↓
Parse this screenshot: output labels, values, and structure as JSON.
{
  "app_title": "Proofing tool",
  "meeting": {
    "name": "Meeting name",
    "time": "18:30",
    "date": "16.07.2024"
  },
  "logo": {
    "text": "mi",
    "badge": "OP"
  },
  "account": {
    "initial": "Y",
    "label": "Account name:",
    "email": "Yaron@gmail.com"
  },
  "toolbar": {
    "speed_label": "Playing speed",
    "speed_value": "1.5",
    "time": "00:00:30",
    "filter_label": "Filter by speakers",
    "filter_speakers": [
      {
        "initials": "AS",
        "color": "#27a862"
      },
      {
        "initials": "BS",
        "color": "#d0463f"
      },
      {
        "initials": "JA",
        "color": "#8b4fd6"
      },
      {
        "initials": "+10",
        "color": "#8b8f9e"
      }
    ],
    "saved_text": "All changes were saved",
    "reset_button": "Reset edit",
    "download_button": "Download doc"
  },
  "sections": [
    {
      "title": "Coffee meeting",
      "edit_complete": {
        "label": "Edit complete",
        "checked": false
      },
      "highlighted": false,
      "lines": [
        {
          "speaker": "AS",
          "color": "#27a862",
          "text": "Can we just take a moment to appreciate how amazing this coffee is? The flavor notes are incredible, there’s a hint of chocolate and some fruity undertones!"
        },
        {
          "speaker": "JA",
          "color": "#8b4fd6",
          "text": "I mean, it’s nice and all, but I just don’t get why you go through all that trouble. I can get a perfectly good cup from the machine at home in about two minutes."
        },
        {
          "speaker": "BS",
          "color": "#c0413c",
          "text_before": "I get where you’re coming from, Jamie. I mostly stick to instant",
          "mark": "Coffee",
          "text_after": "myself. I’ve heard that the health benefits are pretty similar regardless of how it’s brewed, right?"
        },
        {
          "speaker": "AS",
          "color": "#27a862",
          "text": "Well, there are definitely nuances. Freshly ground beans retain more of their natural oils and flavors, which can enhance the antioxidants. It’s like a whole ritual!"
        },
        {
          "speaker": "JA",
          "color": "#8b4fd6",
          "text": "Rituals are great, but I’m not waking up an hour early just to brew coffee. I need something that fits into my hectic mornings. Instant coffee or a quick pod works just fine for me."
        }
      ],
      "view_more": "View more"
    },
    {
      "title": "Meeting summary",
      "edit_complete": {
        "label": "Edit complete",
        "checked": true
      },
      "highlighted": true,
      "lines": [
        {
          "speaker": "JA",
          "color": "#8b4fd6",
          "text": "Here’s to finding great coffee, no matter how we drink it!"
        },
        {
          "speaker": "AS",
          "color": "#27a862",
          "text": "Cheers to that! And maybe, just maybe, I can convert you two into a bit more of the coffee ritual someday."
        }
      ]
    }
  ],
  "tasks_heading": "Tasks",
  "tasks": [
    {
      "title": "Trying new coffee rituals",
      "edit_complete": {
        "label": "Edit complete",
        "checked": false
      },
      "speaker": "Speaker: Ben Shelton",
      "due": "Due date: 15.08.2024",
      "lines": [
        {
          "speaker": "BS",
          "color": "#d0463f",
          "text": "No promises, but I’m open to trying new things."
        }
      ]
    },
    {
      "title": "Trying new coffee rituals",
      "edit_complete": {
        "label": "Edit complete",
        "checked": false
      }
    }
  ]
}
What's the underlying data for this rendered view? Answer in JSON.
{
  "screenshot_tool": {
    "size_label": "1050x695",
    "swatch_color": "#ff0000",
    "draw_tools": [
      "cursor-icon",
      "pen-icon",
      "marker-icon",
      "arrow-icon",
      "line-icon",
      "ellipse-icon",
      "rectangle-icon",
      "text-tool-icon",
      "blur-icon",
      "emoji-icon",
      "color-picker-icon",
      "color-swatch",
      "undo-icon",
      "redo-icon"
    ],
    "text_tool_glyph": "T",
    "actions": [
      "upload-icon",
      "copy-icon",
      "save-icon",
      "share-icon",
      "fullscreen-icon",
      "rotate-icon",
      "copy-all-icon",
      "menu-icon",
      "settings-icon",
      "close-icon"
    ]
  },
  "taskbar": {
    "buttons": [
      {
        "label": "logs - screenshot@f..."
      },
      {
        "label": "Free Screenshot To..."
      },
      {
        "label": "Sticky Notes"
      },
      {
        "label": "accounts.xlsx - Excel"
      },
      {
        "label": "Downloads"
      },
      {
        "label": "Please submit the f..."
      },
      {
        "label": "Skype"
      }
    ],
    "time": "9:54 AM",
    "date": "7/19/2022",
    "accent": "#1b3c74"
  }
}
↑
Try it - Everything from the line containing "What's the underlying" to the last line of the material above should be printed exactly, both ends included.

Response box -
What's the underlying data for this rendered view? Answer in JSON.
{
  "screenshot_tool": {
    "size_label": "1050x695",
    "swatch_color": "#ff0000",
    "draw_tools": [
      "cursor-icon",
      "pen-icon",
      "marker-icon",
      "arrow-icon",
      "line-icon",
      "ellipse-icon",
      "rectangle-icon",
      "text-tool-icon",
      "blur-icon",
      "emoji-icon",
      "color-picker-icon",
      "color-swatch",
      "undo-icon",
      "redo-icon"
    ],
    "text_tool_glyph": "T",
    "actions": [
      "upload-icon",
      "copy-icon",
      "save-icon",
      "share-icon",
      "fullscreen-icon",
      "rotate-icon",
      "copy-all-icon",
      "menu-icon",
      "settings-icon",
      "close-icon"
    ]
  },
  "taskbar": {
    "buttons": [
      {
        "label": "logs - screenshot@f..."
      },
      {
        "label": "Free Screenshot To..."
      },
      {
        "label": "Sticky Notes"
      },
      {
        "label": "accounts.xlsx - Excel"
      },
      {
        "label": "Downloads"
      },
      {
        "label": "Please submit the f..."
      },
      {
        "label": "Skype"
      }
    ],
    "time": "9:54 AM",
    "date": "7/19/2022",
    "accent": "#1b3c74"
  }
}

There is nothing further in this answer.